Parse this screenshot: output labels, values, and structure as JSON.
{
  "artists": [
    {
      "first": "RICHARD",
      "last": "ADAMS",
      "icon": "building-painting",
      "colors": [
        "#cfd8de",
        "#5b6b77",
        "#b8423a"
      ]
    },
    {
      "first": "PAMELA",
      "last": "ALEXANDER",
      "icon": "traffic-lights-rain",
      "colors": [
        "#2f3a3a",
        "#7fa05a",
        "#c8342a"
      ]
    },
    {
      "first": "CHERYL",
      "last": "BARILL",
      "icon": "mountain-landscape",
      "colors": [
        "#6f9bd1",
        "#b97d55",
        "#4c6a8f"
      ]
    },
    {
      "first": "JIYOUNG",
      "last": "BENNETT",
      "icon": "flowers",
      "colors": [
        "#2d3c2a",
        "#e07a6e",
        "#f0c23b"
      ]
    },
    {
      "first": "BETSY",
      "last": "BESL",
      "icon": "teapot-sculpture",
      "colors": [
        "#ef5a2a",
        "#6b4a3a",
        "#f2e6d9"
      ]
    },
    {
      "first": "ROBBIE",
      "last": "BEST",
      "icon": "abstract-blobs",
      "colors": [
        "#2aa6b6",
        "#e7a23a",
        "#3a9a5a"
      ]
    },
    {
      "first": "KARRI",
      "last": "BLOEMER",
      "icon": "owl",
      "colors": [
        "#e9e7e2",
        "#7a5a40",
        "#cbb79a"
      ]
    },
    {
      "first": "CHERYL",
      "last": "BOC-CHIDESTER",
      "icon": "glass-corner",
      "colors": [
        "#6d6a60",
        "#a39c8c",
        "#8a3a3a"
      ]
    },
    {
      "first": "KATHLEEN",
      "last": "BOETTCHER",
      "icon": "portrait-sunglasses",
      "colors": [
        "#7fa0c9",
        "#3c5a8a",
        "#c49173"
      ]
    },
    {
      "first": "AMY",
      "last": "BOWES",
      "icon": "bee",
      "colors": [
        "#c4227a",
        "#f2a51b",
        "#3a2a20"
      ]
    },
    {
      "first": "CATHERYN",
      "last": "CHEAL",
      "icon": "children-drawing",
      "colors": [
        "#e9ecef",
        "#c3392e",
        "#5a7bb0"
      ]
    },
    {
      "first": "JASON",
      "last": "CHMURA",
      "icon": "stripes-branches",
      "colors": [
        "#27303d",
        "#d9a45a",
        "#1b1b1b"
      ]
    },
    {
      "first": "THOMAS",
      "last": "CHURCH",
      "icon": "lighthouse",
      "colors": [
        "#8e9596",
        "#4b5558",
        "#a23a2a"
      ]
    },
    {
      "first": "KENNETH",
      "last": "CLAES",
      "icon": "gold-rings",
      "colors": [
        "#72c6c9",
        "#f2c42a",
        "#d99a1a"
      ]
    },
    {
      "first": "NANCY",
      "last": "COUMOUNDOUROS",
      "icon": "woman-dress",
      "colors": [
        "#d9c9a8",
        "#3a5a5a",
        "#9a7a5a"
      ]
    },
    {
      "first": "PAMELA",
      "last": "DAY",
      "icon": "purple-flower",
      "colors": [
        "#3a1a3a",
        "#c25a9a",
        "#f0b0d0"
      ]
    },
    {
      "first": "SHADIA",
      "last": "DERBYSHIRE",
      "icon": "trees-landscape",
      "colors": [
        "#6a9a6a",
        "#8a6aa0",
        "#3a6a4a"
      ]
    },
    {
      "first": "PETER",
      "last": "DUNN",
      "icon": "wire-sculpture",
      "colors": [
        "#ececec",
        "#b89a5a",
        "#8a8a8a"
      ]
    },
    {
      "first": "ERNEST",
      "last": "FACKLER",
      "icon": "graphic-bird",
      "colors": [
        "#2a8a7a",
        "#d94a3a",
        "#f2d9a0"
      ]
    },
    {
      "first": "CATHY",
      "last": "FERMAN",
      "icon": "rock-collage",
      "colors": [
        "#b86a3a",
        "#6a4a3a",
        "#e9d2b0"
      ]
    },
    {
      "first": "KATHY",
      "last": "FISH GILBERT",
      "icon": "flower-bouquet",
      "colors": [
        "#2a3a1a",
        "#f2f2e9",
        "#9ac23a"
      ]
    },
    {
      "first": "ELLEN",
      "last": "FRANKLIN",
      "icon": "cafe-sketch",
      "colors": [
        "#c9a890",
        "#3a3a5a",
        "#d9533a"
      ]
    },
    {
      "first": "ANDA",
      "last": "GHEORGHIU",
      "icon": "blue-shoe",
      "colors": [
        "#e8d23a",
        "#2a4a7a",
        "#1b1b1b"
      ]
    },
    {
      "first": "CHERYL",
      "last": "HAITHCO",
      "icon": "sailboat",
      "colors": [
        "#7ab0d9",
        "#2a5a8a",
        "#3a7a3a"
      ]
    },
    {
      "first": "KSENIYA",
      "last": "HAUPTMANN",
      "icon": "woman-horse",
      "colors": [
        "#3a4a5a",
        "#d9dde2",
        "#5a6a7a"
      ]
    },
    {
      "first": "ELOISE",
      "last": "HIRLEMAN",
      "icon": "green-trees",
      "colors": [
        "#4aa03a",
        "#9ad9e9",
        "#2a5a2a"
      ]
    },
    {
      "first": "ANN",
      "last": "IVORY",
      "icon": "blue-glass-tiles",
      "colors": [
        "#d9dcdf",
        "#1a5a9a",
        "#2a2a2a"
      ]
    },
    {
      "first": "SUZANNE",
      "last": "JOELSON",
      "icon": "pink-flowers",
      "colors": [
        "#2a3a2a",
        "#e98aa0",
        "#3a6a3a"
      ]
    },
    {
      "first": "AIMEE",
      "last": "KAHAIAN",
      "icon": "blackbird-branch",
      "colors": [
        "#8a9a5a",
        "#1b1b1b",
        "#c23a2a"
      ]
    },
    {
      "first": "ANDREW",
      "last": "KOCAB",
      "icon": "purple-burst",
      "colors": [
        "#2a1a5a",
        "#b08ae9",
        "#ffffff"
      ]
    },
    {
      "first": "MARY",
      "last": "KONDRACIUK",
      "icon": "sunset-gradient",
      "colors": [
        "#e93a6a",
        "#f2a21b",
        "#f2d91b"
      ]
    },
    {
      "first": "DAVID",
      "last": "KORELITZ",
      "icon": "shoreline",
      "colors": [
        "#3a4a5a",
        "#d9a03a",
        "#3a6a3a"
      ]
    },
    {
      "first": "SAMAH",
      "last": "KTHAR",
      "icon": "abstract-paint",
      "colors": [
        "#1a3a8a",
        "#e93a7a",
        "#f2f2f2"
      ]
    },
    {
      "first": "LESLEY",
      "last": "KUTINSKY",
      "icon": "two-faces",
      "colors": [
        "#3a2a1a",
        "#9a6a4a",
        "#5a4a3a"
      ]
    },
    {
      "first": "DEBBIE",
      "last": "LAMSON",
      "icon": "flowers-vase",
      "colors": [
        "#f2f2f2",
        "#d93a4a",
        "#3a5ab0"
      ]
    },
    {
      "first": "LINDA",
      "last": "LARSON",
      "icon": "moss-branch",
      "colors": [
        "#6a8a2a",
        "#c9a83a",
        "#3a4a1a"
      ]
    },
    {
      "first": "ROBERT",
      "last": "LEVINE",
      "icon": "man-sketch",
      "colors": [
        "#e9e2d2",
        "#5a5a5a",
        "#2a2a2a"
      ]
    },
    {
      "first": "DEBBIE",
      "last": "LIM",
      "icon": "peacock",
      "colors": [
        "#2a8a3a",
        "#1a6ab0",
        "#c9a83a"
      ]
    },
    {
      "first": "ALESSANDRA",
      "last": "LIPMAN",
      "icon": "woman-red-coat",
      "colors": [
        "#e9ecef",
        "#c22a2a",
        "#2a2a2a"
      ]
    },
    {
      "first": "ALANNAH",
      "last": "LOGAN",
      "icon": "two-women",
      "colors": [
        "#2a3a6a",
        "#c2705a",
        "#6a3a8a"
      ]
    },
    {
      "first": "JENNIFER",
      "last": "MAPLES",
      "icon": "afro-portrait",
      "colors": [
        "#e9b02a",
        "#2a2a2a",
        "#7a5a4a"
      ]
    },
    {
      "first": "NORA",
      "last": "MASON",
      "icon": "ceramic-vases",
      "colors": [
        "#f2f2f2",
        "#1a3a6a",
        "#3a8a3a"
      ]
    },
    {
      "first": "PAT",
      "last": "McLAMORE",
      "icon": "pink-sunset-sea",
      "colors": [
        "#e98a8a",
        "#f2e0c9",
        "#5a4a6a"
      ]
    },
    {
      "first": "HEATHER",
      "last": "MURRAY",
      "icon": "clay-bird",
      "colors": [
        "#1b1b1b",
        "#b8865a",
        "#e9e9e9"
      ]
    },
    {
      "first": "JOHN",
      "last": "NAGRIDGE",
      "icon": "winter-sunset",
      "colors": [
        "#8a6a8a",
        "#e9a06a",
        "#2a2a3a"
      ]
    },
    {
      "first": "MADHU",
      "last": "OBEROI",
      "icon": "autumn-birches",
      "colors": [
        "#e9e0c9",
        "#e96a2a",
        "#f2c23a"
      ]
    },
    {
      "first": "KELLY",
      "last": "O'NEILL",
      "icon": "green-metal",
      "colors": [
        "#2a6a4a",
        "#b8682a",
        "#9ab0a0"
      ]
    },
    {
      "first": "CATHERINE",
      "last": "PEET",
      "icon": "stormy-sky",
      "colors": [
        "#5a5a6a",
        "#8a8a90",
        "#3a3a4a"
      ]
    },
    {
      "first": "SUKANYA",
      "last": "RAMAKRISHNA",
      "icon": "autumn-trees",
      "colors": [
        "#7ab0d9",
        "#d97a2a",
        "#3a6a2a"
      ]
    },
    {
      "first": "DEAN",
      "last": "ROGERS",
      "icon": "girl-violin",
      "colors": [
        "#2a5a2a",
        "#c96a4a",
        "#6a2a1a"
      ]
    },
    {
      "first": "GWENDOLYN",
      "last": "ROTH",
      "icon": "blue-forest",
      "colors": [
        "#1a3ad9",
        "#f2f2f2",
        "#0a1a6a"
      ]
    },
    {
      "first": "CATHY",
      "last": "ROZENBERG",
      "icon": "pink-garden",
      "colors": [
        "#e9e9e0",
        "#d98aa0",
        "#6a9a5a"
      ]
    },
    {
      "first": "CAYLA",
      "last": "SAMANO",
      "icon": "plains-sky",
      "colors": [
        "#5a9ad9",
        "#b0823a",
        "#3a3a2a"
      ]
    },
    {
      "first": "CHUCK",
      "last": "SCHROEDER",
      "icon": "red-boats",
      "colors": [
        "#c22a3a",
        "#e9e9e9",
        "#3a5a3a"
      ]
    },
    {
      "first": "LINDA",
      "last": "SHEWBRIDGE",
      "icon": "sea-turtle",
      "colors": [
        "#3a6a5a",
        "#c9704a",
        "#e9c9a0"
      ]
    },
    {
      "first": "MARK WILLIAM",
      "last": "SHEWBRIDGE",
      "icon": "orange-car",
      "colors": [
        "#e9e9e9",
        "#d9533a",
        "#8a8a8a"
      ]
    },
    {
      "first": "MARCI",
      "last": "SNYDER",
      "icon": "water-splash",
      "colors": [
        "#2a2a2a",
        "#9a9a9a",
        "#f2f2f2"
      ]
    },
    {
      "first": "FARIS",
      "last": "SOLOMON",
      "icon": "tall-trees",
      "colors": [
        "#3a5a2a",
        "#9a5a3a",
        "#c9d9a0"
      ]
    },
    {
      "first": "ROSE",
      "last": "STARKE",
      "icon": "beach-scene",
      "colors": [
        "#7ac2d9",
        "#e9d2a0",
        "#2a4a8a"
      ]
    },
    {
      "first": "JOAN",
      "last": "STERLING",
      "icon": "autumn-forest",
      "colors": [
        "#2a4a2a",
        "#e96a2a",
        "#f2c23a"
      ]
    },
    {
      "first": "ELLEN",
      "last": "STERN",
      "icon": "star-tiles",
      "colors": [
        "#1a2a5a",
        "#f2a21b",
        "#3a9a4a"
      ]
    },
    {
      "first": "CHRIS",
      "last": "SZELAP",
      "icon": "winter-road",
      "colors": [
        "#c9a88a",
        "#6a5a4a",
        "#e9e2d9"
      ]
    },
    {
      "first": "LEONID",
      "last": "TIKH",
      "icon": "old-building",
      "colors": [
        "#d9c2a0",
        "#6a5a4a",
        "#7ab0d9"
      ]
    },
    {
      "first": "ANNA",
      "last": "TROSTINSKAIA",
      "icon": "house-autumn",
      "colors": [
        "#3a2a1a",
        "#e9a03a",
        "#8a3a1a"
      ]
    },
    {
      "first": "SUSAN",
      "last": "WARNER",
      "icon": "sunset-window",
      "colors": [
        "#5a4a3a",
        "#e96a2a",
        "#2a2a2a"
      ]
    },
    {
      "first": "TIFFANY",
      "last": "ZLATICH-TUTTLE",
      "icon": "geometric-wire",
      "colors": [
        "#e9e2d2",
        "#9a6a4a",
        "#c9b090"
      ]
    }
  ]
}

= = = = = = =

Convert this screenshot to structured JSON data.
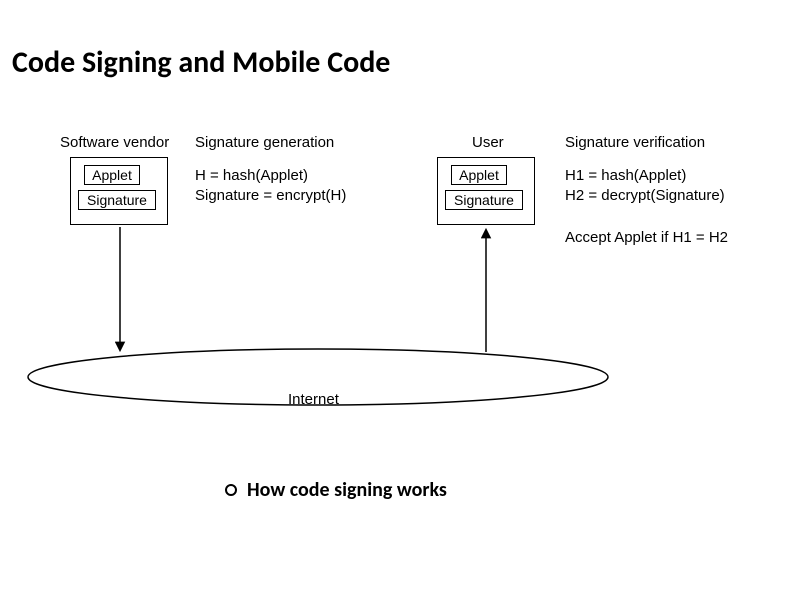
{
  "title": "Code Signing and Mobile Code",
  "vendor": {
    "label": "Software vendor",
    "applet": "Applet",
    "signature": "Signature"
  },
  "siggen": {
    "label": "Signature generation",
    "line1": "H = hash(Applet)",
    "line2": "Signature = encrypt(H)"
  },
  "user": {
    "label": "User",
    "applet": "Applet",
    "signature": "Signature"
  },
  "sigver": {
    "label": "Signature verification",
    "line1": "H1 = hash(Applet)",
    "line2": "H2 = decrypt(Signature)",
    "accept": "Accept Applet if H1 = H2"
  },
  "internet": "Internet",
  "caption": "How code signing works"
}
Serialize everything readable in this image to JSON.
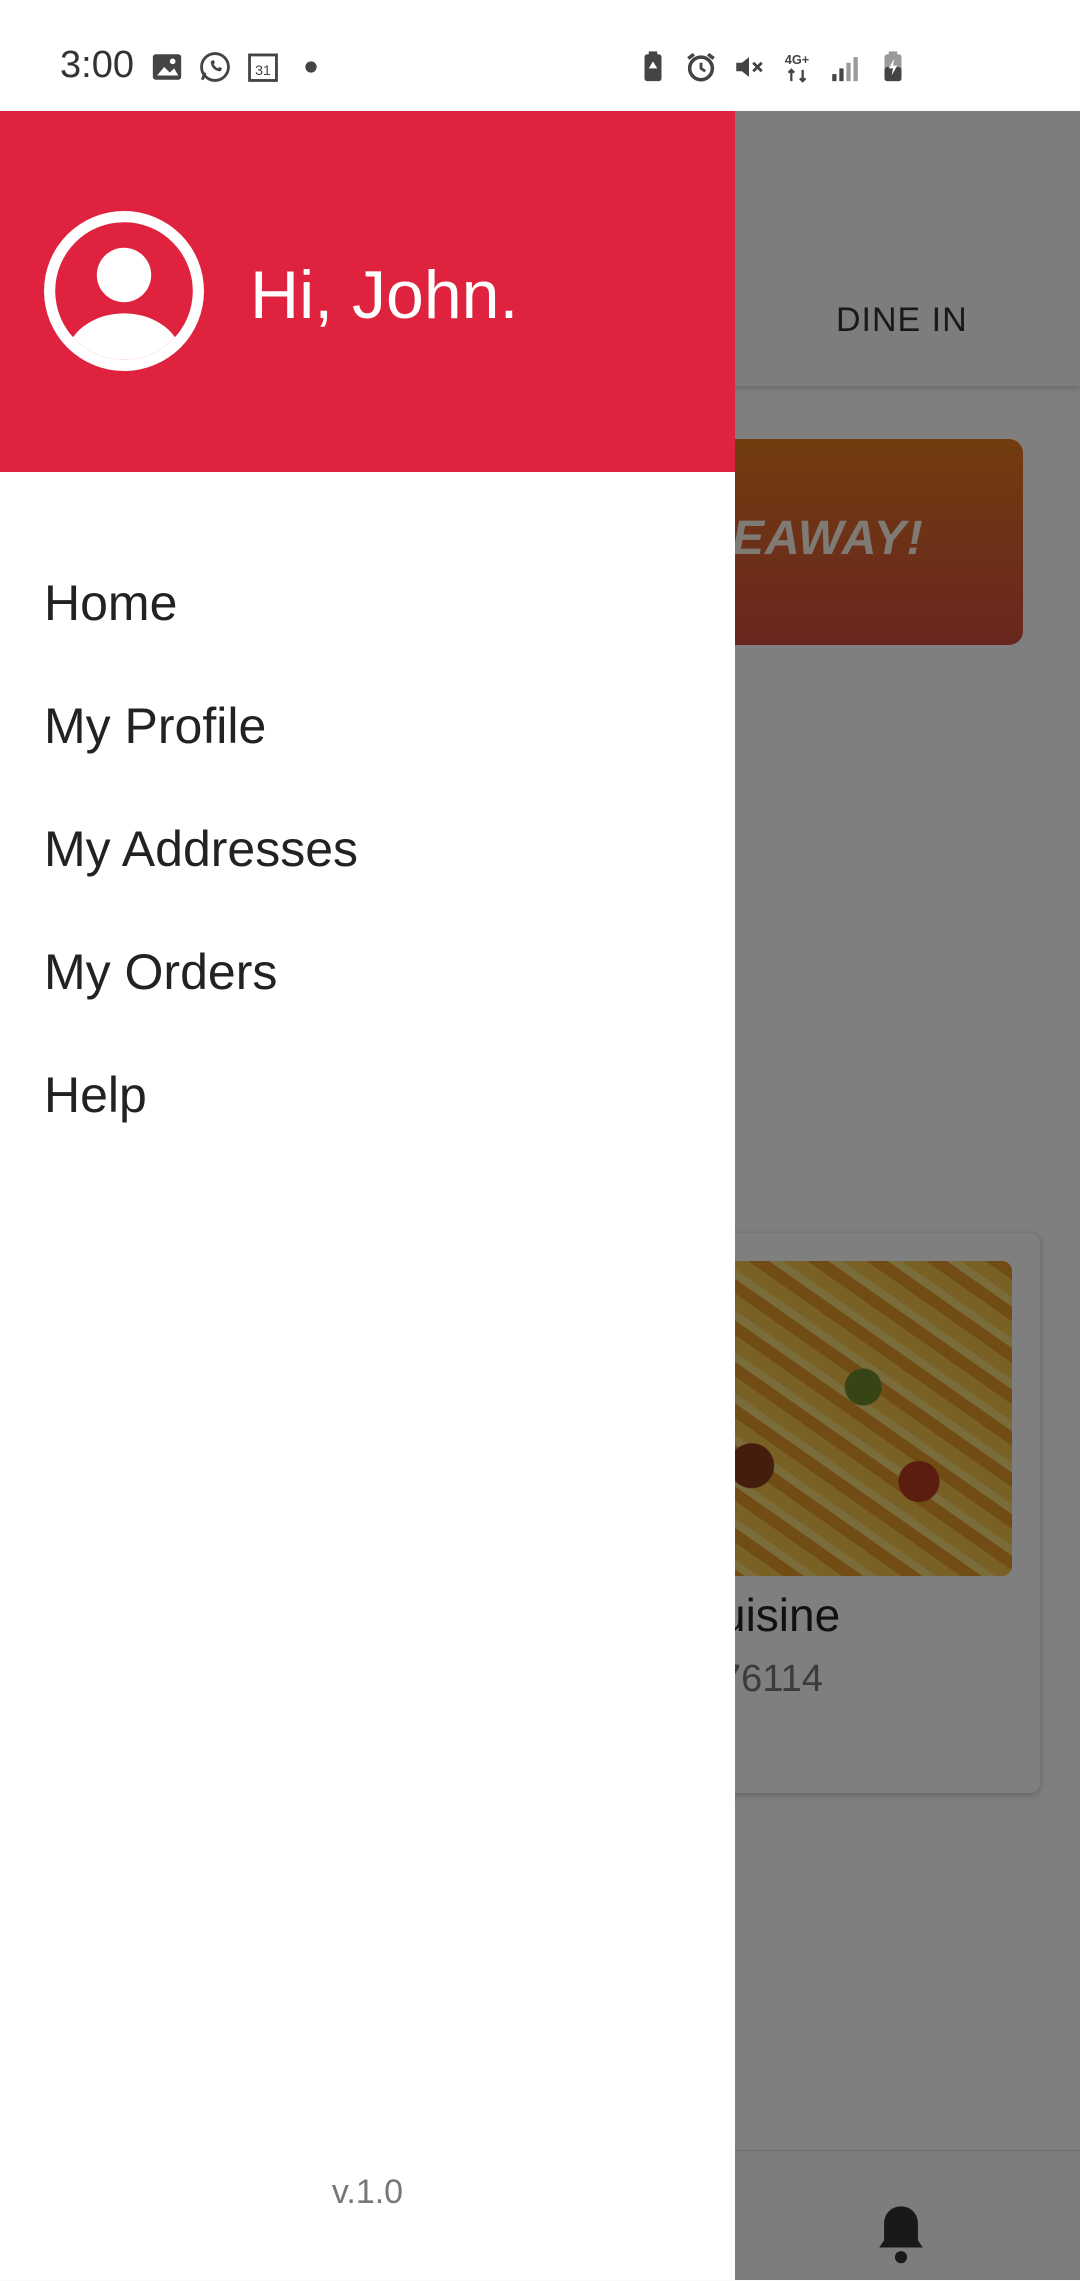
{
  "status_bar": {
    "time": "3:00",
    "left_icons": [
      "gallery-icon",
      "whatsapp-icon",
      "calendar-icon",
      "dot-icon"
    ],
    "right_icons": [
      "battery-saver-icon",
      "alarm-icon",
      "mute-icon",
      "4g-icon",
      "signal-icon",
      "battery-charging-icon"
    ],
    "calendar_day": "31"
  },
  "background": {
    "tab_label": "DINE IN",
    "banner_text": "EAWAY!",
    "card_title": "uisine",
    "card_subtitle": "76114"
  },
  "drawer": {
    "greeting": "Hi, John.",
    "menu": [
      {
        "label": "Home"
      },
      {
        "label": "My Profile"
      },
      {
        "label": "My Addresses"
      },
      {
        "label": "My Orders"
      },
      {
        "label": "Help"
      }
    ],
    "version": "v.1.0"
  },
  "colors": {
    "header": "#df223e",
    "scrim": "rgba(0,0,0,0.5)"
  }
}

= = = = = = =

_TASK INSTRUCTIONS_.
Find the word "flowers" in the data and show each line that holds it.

_SOLUTION_.
      "icon": "flowers",
      "icon": "pink-flowers",
      "icon": "flowers-vase",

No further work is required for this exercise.